YOUR GOAL
Everything in the entries except the pictures should be copied exactly.
== TASK INPUTS ==
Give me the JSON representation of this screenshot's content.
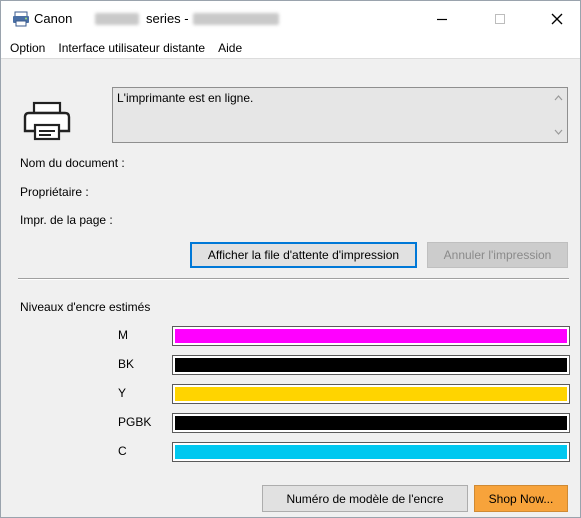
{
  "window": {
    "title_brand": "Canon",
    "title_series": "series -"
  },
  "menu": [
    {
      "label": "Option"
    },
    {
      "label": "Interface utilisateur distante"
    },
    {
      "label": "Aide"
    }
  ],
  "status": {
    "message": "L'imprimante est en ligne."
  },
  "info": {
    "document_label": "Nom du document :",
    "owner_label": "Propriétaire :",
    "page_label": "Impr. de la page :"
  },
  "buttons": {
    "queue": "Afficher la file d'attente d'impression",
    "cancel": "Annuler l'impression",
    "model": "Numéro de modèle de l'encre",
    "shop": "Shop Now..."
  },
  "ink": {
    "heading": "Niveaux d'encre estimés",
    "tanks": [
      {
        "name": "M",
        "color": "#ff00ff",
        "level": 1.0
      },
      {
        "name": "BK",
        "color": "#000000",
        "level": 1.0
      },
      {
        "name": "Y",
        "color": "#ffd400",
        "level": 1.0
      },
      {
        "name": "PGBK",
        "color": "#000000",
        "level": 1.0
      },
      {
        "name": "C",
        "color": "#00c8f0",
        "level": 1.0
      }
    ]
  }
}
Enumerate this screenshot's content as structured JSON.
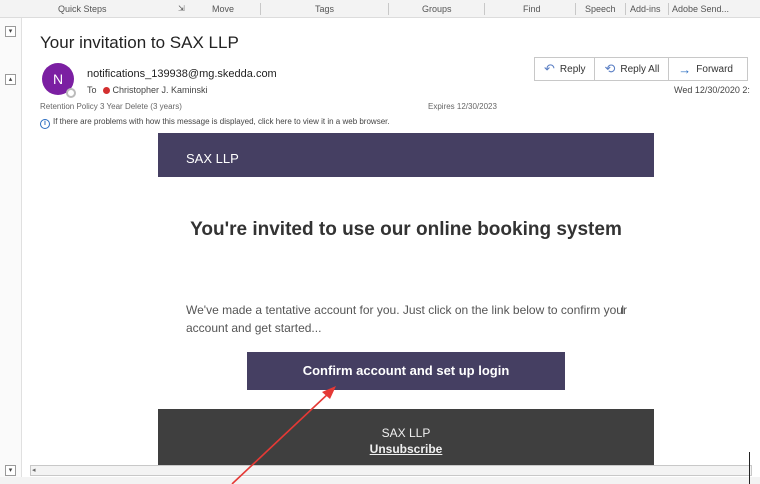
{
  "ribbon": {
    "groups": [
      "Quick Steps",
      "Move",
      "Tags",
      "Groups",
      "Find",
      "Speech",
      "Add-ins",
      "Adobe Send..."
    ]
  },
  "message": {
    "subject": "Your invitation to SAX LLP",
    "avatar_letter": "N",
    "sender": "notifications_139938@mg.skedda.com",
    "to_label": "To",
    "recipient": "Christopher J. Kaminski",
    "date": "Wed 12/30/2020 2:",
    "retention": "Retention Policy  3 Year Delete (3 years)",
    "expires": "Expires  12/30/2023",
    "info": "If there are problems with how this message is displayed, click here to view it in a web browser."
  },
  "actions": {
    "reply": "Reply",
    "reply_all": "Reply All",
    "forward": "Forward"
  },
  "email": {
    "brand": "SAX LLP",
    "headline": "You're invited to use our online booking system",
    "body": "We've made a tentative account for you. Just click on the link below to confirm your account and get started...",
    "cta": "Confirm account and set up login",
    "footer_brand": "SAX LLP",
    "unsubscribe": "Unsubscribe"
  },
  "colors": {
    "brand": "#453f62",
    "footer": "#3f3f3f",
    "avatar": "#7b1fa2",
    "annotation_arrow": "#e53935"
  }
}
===
SOLUTION TO THE EXERCISE
Give me the JSON representation of this screenshot's content.
{
  "window": {
    "title_brand": "Canon",
    "title_series": "series -"
  },
  "menu": [
    {
      "label": "Option"
    },
    {
      "label": "Interface utilisateur distante"
    },
    {
      "label": "Aide"
    }
  ],
  "status": {
    "message": "L'imprimante est en ligne."
  },
  "info": {
    "document_label": "Nom du document :",
    "owner_label": "Propriétaire :",
    "page_label": "Impr. de la page :"
  },
  "buttons": {
    "queue": "Afficher la file d'attente d'impression",
    "cancel": "Annuler l'impression",
    "model": "Numéro de modèle de l'encre",
    "shop": "Shop Now..."
  },
  "ink": {
    "heading": "Niveaux d'encre estimés",
    "tanks": [
      {
        "name": "M",
        "color": "#ff00ff",
        "level": 1.0
      },
      {
        "name": "BK",
        "color": "#000000",
        "level": 1.0
      },
      {
        "name": "Y",
        "color": "#ffd400",
        "level": 1.0
      },
      {
        "name": "PGBK",
        "color": "#000000",
        "level": 1.0
      },
      {
        "name": "C",
        "color": "#00c8f0",
        "level": 1.0
      }
    ]
  }
}
Enumerate this screenshot's content as structured JSON.
{
  "ribbon": {
    "groups": [
      "Quick Steps",
      "Move",
      "Tags",
      "Groups",
      "Find",
      "Speech",
      "Add-ins",
      "Adobe Send..."
    ]
  },
  "message": {
    "subject": "Your invitation to SAX LLP",
    "avatar_letter": "N",
    "sender": "notifications_139938@mg.skedda.com",
    "to_label": "To",
    "recipient": "Christopher J. Kaminski",
    "date": "Wed 12/30/2020 2:",
    "retention": "Retention Policy  3 Year Delete (3 years)",
    "expires": "Expires  12/30/2023",
    "info": "If there are problems with how this message is displayed, click here to view it in a web browser."
  },
  "actions": {
    "reply": "Reply",
    "reply_all": "Reply All",
    "forward": "Forward"
  },
  "email": {
    "brand": "SAX LLP",
    "headline": "You're invited to use our online booking system",
    "body": "We've made a tentative account for you. Just click on the link below to confirm your account and get started...",
    "cta": "Confirm account and set up login",
    "footer_brand": "SAX LLP",
    "unsubscribe": "Unsubscribe"
  },
  "colors": {
    "brand": "#453f62",
    "footer": "#3f3f3f",
    "avatar": "#7b1fa2",
    "annotation_arrow": "#e53935"
  }
}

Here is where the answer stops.